_Data about app and page elements:_
--*--
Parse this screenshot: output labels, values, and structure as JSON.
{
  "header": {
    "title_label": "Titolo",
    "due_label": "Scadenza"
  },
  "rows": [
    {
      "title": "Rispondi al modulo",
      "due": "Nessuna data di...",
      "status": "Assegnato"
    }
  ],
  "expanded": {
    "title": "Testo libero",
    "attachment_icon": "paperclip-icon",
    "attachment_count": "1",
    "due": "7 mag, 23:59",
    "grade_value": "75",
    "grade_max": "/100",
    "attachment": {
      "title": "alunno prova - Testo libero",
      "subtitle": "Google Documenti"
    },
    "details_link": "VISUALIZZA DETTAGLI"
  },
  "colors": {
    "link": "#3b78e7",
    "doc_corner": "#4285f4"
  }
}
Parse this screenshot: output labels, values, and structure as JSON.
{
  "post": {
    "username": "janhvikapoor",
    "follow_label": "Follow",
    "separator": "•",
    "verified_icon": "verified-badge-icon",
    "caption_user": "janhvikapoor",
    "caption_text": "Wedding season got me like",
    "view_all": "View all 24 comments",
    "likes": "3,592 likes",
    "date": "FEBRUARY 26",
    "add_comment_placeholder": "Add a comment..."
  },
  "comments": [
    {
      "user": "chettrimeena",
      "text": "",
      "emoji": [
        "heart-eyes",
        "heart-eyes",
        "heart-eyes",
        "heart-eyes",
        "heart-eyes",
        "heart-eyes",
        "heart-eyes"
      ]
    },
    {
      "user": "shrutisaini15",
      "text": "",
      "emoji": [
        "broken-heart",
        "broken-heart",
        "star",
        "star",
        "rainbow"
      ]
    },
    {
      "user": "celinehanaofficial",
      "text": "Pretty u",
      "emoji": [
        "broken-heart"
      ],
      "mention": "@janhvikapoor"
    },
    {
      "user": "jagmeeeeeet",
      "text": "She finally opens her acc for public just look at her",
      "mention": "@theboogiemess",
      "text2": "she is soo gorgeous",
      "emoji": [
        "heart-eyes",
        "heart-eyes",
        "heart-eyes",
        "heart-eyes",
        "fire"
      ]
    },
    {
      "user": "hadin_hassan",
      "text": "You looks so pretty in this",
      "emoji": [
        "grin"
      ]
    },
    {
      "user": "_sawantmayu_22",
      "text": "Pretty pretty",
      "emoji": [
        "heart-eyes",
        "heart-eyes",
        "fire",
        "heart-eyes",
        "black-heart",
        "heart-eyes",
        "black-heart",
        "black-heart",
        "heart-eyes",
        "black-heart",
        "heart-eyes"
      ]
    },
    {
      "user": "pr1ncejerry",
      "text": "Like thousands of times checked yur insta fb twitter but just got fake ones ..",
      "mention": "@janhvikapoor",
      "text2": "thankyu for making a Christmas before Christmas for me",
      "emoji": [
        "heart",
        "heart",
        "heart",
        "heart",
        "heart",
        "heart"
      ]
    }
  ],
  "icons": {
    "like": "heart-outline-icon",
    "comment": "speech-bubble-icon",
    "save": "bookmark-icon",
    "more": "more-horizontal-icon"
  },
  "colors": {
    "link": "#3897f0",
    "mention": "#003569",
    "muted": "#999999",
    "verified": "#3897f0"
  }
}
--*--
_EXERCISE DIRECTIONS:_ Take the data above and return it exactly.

_SOLVED EXERCISE:_
Parse this screenshot: output labels, values, and structure as JSON.
{
  "header": {
    "title_label": "Titolo",
    "due_label": "Scadenza"
  },
  "rows": [
    {
      "title": "Rispondi al modulo",
      "due": "Nessuna data di...",
      "status": "Assegnato"
    }
  ],
  "expanded": {
    "title": "Testo libero",
    "attachment_icon": "paperclip-icon",
    "attachment_count": "1",
    "due": "7 mag, 23:59",
    "grade_value": "75",
    "grade_max": "/100",
    "attachment": {
      "title": "alunno prova - Testo libero",
      "subtitle": "Google Documenti"
    },
    "details_link": "VISUALIZZA DETTAGLI"
  },
  "colors": {
    "link": "#3b78e7",
    "doc_corner": "#4285f4"
  }
}
Parse this screenshot: output labels, values, and structure as JSON.
{
  "post": {
    "username": "janhvikapoor",
    "follow_label": "Follow",
    "separator": "•",
    "verified_icon": "verified-badge-icon",
    "caption_user": "janhvikapoor",
    "caption_text": "Wedding season got me like",
    "view_all": "View all 24 comments",
    "likes": "3,592 likes",
    "date": "FEBRUARY 26",
    "add_comment_placeholder": "Add a comment..."
  },
  "comments": [
    {
      "user": "chettrimeena",
      "text": "",
      "emoji": [
        "heart-eyes",
        "heart-eyes",
        "heart-eyes",
        "heart-eyes",
        "heart-eyes",
        "heart-eyes",
        "heart-eyes"
      ]
    },
    {
      "user": "shrutisaini15",
      "text": "",
      "emoji": [
        "broken-heart",
        "broken-heart",
        "star",
        "star",
        "rainbow"
      ]
    },
    {
      "user": "celinehanaofficial",
      "text": "Pretty u",
      "emoji": [
        "broken-heart"
      ],
      "mention": "@janhvikapoor"
    },
    {
      "user": "jagmeeeeeet",
      "text": "She finally opens her acc for public just look at her",
      "mention": "@theboogiemess",
      "text2": "she is soo gorgeous",
      "emoji": [
        "heart-eyes",
        "heart-eyes",
        "heart-eyes",
        "heart-eyes",
        "fire"
      ]
    },
    {
      "user": "hadin_hassan",
      "text": "You looks so pretty in this",
      "emoji": [
        "grin"
      ]
    },
    {
      "user": "_sawantmayu_22",
      "text": "Pretty pretty",
      "emoji": [
        "heart-eyes",
        "heart-eyes",
        "fire",
        "heart-eyes",
        "black-heart",
        "heart-eyes",
        "black-heart",
        "black-heart",
        "heart-eyes",
        "black-heart",
        "heart-eyes"
      ]
    },
    {
      "user": "pr1ncejerry",
      "text": "Like thousands of times checked yur insta fb twitter but just got fake ones ..",
      "mention": "@janhvikapoor",
      "text2": "thankyu for making a Christmas before Christmas for me",
      "emoji": [
        "heart",
        "heart",
        "heart",
        "heart",
        "heart",
        "heart"
      ]
    }
  ],
  "icons": {
    "like": "heart-outline-icon",
    "comment": "speech-bubble-icon",
    "save": "bookmark-icon",
    "more": "more-horizontal-icon"
  },
  "colors": {
    "link": "#3897f0",
    "mention": "#003569",
    "muted": "#999999",
    "verified": "#3897f0"
  }
}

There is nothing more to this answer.